Sanchez‐Barrena MJ, Martinez‐Ripoll M and Albert A (2013) Structural biology of a major signaling network that regulates plant abiotic stress: the CBL‐CIPK mediated pathway. International Journal of Molecular Sciences 14: 5734–5749.

Santiago J, Dupeux F, Round A, et al. (2009a) The abscisic acid receptor PYR1 in complex with abscisic acid. Nature 462: 665–668.

Santiago J, Rodrigues A, Saez A, et al. (2009b) Modulation of drought resistance by the abscisic acid receptor PYL5 through inhibition of clade A PP2Cs. Plant Journal 60: 575–588.

Serrano R and Rodriguez‐Navarro A (2001) Ion homeostasis during salt stress in plants. Current Opinion in Cell Biology 13: 399–404.

Shi J, Kim KN, Ritz O, et al. (1999) Novel protein kinases associated with calcineurin B‐like calcium sensors in Arabidopsis. Plant Cell 11: 2393–2405.

Soon FF, Ng LM, Zhou XE, et al. (2012) Molecular mimicry regulates ABA signaling by SnRK2 kinases and PP2C phosphatases. Science 335: 85–88.

Takeuchi J, Okamoto M, Akiyama T, et al. (2014) Designed abscisic acid analogs as antagonists of PYL‐PP2C receptor interactions. Nature Chemical Biology 10: 477–482.

Umezawa T, Sugiyama N, Mizoguchi M, et al. (2009) Type 2C protein phosphatases directly regulate abscisic acid‐activated protein kinases in Arabidopsis. Proceedings of the National Academy of Sciences of the United States of America 106: 17588–17593.

Vlad F, Rubio S, Rodrigues A, et al. (2009) Protein phosphatases 2C regulate the activation of the Snf1‐related kinase OST1 by abscisic acid in Arabidopsis. Plant Cell 21: 3170–3184.

Yang Z, Liu J, Tischer SV, et al. (2016) Leveraging abscisic acid receptors for efficient water use in Arabidopsis. Proceedings of the National Academy of Sciences of the United States of America 113: 6791–6796.

Yuan X, Yin P, Hao Q, et al. (2010) Single amino acid alteration between valine and isoleucine determines the distinct pyrabactin selectivity by PYL1 and PYL2. Journal of Biological Chemistry 285: 28953–28958.

Zhao Y, Chan Z, Gao J, et al. (2016) ABA receptor PYL9 promotes drought resistance and leaf senescence. Proceedings of the National Academy of Sciences of the United States of America 113: 1949–1954.
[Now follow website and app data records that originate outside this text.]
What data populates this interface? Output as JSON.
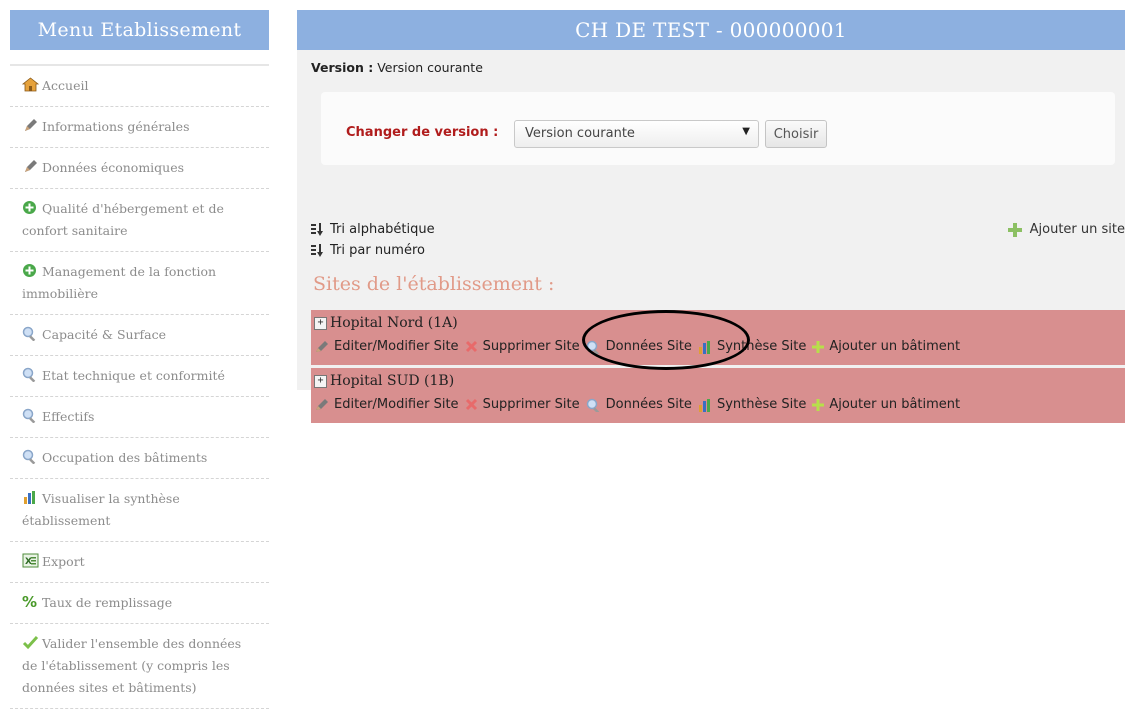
{
  "sidebar": {
    "title": "Menu Etablissement",
    "items": [
      {
        "label": "Accueil",
        "icon": "home-icon"
      },
      {
        "label": "Informations générales",
        "icon": "pencil-icon"
      },
      {
        "label": "Données économiques",
        "icon": "pencil-icon"
      },
      {
        "label": "Qualité d'hébergement et de confort sanitaire",
        "icon": "plus-circle-icon"
      },
      {
        "label": "Management de la fonction immobilière",
        "icon": "plus-circle-icon"
      },
      {
        "label": "Capacité & Surface",
        "icon": "magnifier-icon"
      },
      {
        "label": "Etat technique et conformité",
        "icon": "magnifier-icon"
      },
      {
        "label": "Effectifs",
        "icon": "magnifier-icon"
      },
      {
        "label": "Occupation des bâtiments",
        "icon": "magnifier-icon"
      },
      {
        "label": "Visualiser la synthèse établissement",
        "icon": "bar-chart-icon"
      },
      {
        "label": "Export",
        "icon": "excel-icon"
      },
      {
        "label": "Taux de remplissage",
        "icon": "percent-icon"
      },
      {
        "label": "Valider l'ensemble des données de l'établissement (y compris les données sites et bâtiments)",
        "icon": "checkmark-icon"
      }
    ]
  },
  "header": {
    "title": "CH DE TEST - 000000001"
  },
  "version": {
    "label": "Version :",
    "value": "Version courante",
    "change_label": "Changer de version :",
    "selected": "Version courante",
    "choose_button": "Choisir"
  },
  "sort": {
    "alpha": "Tri alphabétique",
    "number": "Tri par numéro"
  },
  "add_site": "Ajouter un site",
  "sites_title": "Sites de l'établissement :",
  "sites": [
    {
      "name": "Hopital Nord (1A)"
    },
    {
      "name": "Hopital SUD (1B)"
    }
  ],
  "actions": {
    "edit": "Editer/Modifier Site",
    "delete": "Supprimer Site",
    "data": "Données Site",
    "synthesis": "Synthèse Site",
    "add_building": "Ajouter un bâtiment"
  },
  "colors": {
    "header_bg": "#8db0e0",
    "site_row_bg": "#d88f8f",
    "accent_red": "#b01c1c",
    "sites_title": "#e19a88"
  }
}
Zhu JK (2003) Regulation of ion homeostasis under salt stress. Current Opinion in Plant Biology 6: 441–445.

Further Reading
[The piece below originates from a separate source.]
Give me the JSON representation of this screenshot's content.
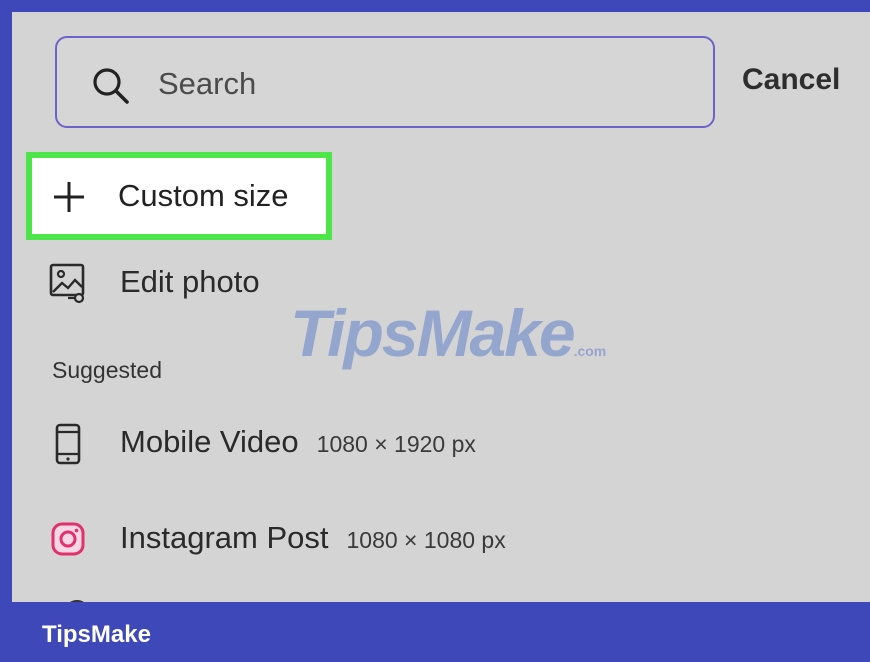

Food and Agriculture Organization of the United Nations (2016) FAOs' Work on Climate Change Conference, 2016. Food and Agriculture Organization of the United Nations,‐i6273e.pdf
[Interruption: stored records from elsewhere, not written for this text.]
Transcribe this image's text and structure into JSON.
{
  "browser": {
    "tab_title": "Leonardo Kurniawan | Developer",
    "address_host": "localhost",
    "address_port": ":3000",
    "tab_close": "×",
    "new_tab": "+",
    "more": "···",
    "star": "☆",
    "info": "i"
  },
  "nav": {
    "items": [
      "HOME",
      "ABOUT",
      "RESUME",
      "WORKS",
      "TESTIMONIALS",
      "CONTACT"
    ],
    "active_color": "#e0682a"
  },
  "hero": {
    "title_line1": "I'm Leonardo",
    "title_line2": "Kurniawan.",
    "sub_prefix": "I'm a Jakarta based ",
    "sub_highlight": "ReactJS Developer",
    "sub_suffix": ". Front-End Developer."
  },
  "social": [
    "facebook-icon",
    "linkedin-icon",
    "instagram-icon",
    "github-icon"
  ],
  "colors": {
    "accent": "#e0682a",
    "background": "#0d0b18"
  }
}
Contact Editor close
Submit a note to the editor about this article by filling in the form below.

* Required Field

How to Cite close
Sánchez‐Barrena, María J, Martinez‐Ripoll, Martín, and Albert, Armando(Mar 2018) Structural Biology of Salt and Drought Tolerance in Plants. In: eLS. John Wiley & Sons Ltd, Chichester. [doi: 10.1002/9780470015902.a0027628]